State the number of lines in the following data that contain the string "customers", and nothing else.

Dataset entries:
***
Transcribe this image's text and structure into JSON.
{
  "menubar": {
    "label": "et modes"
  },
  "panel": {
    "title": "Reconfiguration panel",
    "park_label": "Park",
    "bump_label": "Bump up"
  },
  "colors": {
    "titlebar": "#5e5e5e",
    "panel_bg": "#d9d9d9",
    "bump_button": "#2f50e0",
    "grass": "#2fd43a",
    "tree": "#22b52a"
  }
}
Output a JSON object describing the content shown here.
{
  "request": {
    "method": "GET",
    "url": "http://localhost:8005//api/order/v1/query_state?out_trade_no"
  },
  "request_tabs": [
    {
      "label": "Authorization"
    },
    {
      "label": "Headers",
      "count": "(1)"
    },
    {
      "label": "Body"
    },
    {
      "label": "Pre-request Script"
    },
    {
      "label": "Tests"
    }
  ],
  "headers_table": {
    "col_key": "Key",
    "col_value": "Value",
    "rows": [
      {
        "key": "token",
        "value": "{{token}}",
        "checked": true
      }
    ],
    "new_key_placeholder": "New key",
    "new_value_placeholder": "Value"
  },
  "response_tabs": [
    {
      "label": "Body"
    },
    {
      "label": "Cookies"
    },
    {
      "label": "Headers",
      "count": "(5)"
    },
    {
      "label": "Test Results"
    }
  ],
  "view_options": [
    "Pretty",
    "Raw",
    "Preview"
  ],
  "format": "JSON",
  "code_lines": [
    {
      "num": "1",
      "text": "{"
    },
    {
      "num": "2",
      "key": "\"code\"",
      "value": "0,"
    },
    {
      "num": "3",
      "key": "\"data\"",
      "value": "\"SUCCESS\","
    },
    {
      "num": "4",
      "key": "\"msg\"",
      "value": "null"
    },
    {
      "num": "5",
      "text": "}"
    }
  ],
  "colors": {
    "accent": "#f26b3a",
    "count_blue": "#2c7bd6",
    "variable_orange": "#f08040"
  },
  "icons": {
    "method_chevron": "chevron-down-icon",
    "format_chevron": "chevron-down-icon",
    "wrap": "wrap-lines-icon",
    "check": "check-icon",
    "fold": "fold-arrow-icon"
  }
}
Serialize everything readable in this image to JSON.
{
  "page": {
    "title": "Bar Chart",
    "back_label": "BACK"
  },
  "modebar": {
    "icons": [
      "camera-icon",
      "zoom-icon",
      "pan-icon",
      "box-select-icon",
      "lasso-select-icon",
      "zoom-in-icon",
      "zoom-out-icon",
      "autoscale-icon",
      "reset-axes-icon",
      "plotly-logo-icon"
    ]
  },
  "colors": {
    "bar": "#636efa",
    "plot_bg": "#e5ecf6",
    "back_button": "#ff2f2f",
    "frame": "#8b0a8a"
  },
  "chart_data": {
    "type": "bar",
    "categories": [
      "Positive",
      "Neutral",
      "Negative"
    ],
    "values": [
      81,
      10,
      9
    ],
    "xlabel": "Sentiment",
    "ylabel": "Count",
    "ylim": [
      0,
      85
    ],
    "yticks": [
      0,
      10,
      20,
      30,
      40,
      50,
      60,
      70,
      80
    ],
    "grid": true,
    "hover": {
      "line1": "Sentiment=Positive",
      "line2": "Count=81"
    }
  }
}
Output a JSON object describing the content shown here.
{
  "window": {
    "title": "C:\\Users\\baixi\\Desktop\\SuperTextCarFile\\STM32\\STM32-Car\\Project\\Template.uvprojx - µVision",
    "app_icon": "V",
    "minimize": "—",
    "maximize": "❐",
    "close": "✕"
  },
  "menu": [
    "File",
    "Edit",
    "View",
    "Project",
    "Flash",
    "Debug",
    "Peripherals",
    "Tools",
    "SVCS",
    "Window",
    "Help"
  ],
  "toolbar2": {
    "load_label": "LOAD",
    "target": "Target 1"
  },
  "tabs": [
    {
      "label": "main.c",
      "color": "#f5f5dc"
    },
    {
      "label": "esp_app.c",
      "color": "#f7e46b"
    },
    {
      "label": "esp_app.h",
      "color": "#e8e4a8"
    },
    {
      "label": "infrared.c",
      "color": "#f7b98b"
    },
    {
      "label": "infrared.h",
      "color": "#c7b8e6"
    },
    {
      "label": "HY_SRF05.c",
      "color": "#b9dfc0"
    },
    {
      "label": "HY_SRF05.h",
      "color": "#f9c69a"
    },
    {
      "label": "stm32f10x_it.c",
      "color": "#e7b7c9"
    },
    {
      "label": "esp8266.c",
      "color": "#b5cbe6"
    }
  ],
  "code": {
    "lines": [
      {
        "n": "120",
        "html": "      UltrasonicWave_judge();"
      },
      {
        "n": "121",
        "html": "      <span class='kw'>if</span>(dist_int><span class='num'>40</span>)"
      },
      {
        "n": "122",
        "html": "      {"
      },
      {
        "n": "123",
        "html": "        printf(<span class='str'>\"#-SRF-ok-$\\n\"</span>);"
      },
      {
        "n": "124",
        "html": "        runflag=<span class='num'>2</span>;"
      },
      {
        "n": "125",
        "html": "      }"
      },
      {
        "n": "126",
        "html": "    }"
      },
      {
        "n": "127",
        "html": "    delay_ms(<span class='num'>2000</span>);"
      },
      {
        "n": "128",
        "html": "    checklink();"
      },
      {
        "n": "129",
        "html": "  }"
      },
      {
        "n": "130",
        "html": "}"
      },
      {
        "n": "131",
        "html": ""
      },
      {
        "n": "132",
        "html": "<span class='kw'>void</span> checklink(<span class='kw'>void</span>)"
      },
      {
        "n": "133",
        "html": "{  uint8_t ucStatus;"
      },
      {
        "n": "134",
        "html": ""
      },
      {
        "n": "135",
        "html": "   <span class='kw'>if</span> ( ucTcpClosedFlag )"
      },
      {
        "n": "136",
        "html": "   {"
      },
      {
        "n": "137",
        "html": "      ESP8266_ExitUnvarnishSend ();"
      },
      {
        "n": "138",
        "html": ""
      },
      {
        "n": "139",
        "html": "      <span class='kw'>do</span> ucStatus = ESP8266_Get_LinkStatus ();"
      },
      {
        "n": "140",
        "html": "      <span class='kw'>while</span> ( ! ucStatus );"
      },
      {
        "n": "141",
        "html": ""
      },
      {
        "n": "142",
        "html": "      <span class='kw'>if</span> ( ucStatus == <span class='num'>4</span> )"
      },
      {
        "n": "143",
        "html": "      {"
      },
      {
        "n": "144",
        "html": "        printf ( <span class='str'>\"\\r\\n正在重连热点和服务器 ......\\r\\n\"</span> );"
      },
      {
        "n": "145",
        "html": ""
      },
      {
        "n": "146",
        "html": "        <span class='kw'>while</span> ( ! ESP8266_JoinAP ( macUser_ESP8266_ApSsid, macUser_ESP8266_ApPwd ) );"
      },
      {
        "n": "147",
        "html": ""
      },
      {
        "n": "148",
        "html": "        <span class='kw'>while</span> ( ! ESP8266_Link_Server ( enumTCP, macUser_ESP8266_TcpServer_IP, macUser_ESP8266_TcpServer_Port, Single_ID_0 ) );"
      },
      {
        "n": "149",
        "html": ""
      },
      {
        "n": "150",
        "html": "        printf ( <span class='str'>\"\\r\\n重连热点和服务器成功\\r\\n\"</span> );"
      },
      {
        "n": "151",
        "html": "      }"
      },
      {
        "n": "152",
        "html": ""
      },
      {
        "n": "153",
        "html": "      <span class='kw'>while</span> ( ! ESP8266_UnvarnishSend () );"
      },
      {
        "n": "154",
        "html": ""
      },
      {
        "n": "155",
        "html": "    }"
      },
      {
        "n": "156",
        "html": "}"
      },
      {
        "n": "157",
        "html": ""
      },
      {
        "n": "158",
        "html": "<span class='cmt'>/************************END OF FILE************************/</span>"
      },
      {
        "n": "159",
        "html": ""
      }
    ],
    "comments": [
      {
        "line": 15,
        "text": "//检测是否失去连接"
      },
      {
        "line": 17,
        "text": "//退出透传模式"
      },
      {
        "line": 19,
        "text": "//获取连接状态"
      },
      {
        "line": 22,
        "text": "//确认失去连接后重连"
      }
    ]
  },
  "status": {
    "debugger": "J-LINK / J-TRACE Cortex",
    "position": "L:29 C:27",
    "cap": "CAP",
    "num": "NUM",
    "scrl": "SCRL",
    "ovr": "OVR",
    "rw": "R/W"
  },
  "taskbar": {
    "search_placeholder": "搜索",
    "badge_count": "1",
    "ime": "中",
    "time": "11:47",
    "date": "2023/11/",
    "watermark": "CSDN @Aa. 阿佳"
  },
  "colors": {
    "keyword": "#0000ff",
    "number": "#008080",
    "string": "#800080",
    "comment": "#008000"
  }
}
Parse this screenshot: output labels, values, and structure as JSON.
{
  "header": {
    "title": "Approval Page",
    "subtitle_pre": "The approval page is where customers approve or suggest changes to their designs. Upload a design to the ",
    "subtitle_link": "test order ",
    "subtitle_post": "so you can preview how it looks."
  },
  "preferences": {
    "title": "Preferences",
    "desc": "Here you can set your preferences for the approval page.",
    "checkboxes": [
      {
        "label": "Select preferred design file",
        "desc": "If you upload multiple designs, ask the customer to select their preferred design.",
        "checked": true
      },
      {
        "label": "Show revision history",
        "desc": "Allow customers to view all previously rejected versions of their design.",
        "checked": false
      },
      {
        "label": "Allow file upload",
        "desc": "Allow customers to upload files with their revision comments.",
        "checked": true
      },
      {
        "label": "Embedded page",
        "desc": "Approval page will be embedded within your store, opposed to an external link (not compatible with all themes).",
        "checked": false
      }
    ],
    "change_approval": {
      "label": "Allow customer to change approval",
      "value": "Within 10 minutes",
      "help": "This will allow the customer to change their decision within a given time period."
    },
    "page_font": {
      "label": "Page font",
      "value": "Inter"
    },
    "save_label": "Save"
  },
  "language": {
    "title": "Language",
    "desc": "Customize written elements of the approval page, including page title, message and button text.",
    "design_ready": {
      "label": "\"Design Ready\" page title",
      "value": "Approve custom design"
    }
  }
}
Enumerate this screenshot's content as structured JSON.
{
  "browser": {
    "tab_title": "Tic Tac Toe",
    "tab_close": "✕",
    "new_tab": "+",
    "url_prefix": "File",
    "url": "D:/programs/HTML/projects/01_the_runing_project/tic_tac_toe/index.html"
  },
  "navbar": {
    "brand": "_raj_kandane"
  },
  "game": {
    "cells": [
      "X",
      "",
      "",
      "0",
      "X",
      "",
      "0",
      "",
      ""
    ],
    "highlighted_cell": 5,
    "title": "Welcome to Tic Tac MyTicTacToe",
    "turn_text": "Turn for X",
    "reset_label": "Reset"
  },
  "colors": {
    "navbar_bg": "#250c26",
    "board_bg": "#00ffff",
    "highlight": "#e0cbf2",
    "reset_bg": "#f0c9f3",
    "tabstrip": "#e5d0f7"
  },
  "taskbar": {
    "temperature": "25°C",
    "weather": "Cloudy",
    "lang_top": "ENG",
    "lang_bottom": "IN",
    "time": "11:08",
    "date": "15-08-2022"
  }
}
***
--- SOLUTION TO THIS PROBLEM ---
3